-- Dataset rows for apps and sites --
= = = = = = =
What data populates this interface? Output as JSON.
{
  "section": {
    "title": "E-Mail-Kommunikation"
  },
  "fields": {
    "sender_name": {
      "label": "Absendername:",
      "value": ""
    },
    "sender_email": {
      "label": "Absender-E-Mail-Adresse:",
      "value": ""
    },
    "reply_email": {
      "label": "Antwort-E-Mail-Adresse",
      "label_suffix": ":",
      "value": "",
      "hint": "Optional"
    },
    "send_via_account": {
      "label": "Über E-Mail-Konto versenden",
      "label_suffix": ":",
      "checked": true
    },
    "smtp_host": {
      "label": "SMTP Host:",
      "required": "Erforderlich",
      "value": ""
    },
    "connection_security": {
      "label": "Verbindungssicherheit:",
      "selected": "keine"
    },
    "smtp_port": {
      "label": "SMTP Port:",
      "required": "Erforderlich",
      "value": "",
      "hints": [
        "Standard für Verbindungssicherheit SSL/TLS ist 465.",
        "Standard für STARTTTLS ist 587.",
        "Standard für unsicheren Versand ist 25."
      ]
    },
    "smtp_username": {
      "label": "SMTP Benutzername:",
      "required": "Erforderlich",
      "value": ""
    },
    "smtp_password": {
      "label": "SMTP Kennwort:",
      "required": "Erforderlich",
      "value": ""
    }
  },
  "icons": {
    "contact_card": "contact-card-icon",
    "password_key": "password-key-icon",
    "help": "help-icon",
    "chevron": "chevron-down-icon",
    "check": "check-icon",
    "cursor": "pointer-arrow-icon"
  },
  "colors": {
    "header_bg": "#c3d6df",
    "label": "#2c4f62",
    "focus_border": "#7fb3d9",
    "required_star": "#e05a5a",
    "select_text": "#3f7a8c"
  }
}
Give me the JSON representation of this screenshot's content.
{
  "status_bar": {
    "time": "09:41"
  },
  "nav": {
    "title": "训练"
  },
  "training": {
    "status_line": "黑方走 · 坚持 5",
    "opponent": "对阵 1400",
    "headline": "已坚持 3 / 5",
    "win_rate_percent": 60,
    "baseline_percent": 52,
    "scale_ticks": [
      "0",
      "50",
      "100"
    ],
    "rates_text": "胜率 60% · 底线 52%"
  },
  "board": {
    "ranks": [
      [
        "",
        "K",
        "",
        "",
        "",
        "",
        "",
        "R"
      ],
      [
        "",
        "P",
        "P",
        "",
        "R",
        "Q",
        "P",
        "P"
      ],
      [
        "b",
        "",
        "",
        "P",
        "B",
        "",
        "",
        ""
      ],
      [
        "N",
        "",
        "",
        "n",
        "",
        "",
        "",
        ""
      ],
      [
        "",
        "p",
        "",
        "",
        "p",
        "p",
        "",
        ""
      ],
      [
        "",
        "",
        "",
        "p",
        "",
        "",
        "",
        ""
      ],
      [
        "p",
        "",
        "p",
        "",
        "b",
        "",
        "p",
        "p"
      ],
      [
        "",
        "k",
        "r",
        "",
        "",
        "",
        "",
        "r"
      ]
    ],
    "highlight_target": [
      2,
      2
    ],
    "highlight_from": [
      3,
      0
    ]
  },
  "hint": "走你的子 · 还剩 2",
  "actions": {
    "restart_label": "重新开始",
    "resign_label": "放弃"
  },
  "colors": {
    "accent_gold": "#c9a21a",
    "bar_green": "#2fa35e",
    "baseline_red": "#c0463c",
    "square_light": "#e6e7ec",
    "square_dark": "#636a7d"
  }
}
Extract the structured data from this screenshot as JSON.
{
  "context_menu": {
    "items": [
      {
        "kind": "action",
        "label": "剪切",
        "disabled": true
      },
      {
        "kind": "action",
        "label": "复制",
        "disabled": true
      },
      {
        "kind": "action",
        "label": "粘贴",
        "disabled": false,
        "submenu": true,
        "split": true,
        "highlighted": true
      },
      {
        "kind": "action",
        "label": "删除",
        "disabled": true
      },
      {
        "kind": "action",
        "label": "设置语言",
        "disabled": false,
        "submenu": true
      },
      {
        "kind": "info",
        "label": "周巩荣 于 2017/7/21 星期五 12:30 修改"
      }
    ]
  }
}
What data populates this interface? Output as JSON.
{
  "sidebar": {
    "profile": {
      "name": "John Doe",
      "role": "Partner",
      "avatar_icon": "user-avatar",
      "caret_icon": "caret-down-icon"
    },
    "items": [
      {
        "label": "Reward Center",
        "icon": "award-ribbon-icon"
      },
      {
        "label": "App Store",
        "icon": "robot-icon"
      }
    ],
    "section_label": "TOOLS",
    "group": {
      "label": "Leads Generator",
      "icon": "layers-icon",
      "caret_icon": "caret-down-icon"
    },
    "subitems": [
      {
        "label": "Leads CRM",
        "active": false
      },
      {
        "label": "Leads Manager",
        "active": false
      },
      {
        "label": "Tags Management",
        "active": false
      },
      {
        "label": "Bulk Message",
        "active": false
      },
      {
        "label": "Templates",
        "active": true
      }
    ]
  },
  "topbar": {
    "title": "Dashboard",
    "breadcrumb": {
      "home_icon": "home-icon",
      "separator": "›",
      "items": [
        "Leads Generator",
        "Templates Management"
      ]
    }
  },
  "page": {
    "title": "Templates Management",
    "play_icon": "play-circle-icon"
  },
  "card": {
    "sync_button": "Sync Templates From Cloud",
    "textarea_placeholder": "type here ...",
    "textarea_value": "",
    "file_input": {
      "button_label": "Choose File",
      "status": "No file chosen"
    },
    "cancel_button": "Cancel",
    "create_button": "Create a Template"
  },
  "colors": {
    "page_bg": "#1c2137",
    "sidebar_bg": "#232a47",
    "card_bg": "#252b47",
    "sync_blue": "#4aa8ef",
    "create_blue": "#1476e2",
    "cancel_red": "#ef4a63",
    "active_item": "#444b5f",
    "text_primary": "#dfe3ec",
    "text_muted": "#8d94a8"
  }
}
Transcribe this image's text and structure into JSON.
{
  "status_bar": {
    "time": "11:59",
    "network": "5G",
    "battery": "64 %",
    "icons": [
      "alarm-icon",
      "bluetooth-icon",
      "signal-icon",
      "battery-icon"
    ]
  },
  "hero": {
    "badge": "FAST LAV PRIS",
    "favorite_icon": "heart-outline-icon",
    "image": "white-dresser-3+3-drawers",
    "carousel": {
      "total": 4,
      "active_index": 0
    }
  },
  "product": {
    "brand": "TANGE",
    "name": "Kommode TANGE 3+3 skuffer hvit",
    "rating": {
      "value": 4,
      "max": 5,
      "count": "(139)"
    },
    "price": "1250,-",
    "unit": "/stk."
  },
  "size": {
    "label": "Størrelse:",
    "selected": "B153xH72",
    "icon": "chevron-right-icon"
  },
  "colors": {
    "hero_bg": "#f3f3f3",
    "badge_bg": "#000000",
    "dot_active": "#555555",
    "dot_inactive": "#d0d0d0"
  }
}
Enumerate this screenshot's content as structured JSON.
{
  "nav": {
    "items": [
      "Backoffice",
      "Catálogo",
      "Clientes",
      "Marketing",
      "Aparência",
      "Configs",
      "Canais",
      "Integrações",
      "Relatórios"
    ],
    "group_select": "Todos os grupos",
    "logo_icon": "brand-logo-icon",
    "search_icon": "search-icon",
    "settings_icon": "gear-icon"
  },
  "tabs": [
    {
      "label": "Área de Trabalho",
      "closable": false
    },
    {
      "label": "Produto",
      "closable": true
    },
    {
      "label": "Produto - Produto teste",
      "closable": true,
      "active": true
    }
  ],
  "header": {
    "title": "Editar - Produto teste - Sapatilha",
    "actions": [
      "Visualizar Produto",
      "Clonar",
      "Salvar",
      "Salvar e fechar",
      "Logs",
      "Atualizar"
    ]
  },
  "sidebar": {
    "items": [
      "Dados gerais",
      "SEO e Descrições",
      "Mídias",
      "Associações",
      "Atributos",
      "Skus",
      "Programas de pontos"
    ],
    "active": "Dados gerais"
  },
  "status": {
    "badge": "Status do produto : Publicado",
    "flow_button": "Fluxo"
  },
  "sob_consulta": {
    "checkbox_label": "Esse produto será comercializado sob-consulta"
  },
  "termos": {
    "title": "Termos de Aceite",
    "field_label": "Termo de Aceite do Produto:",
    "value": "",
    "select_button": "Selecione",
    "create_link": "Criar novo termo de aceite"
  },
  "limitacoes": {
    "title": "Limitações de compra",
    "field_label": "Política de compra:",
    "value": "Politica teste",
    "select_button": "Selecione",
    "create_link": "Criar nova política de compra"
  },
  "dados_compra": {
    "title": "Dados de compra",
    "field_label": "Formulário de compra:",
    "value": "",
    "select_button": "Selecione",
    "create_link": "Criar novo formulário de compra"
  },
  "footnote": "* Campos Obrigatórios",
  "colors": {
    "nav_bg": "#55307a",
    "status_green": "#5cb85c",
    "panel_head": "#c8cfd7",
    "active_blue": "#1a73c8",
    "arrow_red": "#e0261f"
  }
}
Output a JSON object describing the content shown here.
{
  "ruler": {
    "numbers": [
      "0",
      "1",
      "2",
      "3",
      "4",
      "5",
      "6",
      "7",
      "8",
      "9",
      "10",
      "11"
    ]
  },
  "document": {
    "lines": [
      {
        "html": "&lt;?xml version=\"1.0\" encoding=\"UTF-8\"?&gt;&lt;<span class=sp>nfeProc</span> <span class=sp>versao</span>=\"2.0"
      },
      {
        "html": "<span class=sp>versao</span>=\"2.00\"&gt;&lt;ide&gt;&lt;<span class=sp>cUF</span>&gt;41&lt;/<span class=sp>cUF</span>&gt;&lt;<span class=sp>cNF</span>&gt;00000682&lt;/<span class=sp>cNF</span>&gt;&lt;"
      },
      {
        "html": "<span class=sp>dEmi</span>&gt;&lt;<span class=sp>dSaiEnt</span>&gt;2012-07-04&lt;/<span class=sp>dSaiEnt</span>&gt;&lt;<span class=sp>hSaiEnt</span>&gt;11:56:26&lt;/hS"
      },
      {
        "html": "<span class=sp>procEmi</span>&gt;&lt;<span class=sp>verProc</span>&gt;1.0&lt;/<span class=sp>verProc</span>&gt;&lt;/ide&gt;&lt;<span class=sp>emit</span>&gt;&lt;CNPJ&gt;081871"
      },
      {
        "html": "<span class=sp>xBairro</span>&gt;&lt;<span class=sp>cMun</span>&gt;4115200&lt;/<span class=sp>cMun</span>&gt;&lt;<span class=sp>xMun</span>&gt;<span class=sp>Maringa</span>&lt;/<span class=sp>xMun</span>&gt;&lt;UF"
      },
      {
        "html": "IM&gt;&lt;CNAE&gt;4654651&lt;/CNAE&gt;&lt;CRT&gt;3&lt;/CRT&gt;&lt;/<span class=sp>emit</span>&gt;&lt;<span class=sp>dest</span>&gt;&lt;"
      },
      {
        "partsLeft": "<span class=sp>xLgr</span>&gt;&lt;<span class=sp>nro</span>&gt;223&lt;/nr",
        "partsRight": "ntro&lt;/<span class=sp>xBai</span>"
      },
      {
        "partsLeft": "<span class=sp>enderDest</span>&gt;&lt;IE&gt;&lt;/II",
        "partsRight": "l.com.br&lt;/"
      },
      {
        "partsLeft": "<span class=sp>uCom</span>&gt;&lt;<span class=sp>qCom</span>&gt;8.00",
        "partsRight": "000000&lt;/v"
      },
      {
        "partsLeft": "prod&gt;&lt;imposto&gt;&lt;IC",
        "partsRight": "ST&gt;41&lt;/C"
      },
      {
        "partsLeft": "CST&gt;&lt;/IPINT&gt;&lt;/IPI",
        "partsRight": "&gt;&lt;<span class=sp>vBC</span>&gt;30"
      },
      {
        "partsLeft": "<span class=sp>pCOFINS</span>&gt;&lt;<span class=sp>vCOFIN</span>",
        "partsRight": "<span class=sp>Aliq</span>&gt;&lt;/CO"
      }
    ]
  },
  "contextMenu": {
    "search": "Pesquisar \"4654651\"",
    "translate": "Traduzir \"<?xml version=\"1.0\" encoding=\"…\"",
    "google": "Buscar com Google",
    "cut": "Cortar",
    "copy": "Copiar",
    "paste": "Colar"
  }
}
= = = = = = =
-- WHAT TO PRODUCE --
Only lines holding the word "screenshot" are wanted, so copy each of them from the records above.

-- YOUR RESPONSE --
Give me the JSON representation of this screenshot's content.
Extract the structured data from this screenshot as JSON.
Enumerate this screenshot's content as structured JSON.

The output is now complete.